##### Data provided #####

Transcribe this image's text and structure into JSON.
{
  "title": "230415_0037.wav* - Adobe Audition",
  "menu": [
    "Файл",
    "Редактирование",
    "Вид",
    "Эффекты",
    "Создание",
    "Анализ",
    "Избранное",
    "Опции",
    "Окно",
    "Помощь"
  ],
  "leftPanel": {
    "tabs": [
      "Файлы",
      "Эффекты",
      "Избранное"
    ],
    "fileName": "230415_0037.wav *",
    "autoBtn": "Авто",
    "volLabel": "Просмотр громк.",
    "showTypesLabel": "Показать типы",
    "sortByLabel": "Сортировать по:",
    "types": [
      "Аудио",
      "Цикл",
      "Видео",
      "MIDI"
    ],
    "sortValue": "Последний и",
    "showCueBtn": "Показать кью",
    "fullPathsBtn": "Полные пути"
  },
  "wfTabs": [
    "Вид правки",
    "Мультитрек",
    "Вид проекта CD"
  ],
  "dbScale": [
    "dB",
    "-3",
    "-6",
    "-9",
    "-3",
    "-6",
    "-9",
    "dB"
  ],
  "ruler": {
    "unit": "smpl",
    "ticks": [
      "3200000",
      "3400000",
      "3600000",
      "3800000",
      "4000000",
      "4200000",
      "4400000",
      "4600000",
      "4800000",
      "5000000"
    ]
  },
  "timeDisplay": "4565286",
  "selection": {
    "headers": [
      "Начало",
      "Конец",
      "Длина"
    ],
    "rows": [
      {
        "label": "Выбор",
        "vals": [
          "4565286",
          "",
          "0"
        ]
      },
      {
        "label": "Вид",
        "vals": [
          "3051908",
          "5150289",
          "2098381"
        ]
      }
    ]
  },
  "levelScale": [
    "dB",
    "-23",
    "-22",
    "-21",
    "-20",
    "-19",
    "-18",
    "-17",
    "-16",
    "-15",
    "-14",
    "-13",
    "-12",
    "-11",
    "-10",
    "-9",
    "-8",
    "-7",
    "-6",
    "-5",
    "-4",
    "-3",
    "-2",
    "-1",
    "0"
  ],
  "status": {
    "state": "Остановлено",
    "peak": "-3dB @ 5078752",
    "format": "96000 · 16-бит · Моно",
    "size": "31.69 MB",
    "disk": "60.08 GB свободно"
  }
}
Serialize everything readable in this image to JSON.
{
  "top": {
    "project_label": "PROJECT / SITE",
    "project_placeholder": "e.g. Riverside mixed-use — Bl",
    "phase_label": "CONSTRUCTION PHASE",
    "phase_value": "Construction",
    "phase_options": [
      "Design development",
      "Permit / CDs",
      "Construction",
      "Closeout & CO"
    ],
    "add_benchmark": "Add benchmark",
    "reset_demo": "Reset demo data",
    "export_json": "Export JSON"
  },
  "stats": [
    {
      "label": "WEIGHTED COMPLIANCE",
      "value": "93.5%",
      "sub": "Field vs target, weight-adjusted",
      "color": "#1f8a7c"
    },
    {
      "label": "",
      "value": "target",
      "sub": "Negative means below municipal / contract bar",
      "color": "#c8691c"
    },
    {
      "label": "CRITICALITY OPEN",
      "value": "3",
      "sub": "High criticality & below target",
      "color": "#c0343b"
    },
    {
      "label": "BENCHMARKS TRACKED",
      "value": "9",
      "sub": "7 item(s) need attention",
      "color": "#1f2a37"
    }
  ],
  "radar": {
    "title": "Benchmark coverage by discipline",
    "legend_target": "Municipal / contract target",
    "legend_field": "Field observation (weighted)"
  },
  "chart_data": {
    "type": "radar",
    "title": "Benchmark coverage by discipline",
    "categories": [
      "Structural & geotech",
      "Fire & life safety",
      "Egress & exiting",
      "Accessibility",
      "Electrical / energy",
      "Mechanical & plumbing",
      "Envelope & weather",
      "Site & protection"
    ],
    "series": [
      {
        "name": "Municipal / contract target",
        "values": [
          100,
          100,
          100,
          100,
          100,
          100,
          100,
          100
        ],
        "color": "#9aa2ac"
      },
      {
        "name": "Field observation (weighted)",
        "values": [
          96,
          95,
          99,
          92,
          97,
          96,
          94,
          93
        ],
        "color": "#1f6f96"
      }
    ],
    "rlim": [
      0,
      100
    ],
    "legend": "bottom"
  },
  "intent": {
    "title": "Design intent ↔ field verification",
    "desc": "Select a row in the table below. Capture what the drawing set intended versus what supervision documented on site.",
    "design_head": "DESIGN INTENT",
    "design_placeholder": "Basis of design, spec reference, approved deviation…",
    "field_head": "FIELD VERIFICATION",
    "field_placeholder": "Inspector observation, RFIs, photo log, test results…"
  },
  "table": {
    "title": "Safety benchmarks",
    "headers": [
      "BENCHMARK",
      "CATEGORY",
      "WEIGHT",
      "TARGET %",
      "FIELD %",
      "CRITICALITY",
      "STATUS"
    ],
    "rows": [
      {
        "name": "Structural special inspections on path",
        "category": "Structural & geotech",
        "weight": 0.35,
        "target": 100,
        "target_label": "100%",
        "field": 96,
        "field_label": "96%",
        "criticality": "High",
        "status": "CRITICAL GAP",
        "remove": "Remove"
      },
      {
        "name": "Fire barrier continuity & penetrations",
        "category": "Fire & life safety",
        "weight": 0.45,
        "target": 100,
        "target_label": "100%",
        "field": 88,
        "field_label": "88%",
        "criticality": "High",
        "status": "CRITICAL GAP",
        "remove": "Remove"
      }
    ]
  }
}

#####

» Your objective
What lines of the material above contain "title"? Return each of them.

» Your solution
  "title": "230415_0037.wav* - Adobe Audition",
    "title": "Benchmark coverage by discipline",
    "title": "Benchmark coverage by discipline",
    "title": "Design intent ↔ field verification",
    "title": "Safety benchmarks",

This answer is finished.